  3. Your mental models also can blindside you. The problem is not that you have mental models. The problem is that you don’t recognize that you have mental models.
  4. To live a fulfilled life, you have to become part of a cause that is bigger than you and one that brings a greater good to a greater community.
  5. Don’t be a “feverish, selfish little clod of ailments and grievances complaining that the world will not devote itself to making you happy.” Your default emotional tenor should be appreciation and gratitude.
  6. It is a benevolent universe you live in, one that wants to help you and gives you everything you need at precisely the time you need it. You just have to recognize this, acknowledge it, and celebrate it.
  7. You can create a life where unexpected good fortune—miracles!—is a regular occurrence. This is far better than living in a universe where coincidences happen occasionally.
  8. The world you think you live in is a construct. It is not “the” reality. It is “a” reality. You can deconstruct parts of it that are not working and construct an “alternative” reality.
  9. By all means, work toward a goal, but stop fretting about outcomes. They are beyond your control anyway. Invest in the process, not the outcome.
  10. You are always playing a role whether or not you recognize it. The Bard had it right, “All the world’s a stage.” Play your role with gusto.
  11. Laughter trumps everything. Read one Wodehouse novel a week, and you will be amazed at how red the roses become and what fragrance comes from sewers.
  12. It is your job to be of service—this is a corollary of No. 4. Help others for the sake of doing so.
  13. Don’t ever hand over the keys to your well-being and happiness to anyone.
  14. There are many “problems” you will run into that you simply will not be able to “solve.” You will have to grow your way out of them and become “bigger” than the problem.
  15. “Mindfulness” is your vehicle for retaining your stability when you are hit by tidal waves. Be aware that you are the actor, not the character.

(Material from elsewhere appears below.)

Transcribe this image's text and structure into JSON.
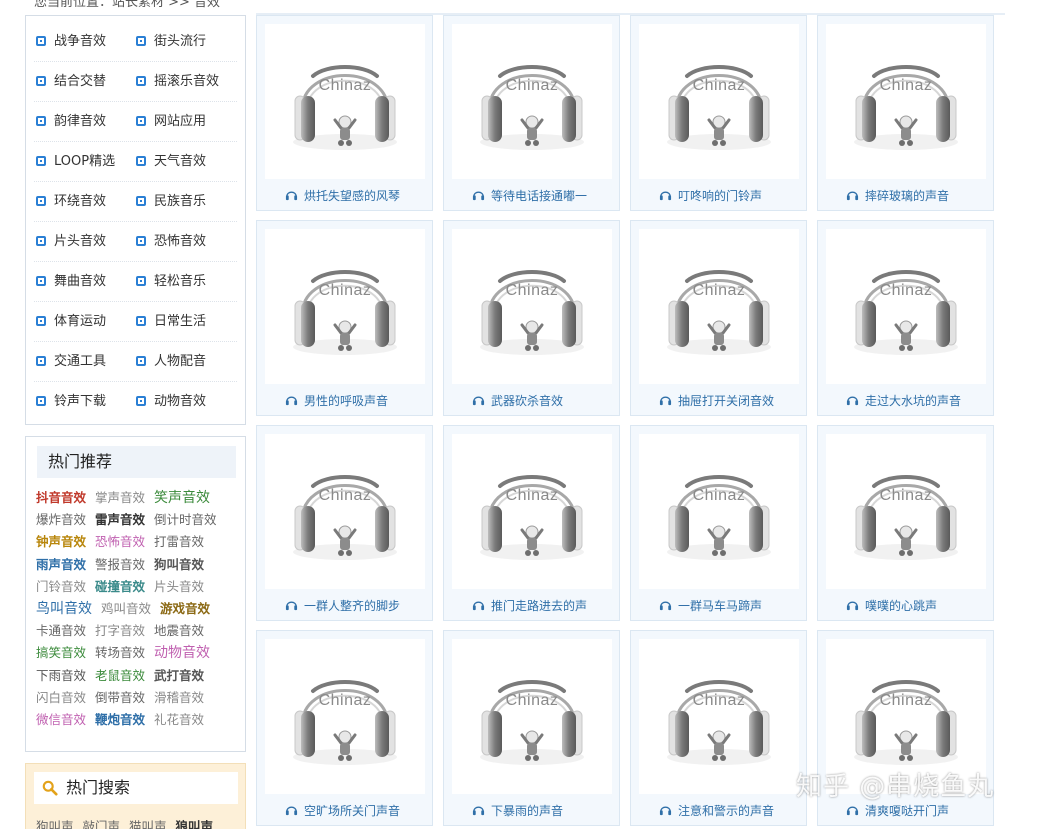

Once you know yourself and the way you think, that affects the way you treat people, and once you have that more introspective core, you can have better relationships with people at home and at work.

For more information about CPM, visit

Lorri Freifeld
Lorri Freifeld is the editor/publisher of Training magazine. She writes on a number of topics, including talent management, training technology, and leadership development. She spearheads two awards programs: the Training APEX Awards and Emerging Training Leaders. A writer/editor for the last 30 years, she has held editing positions at a variety of publications and holds a Master’s degree in journalism from New York University.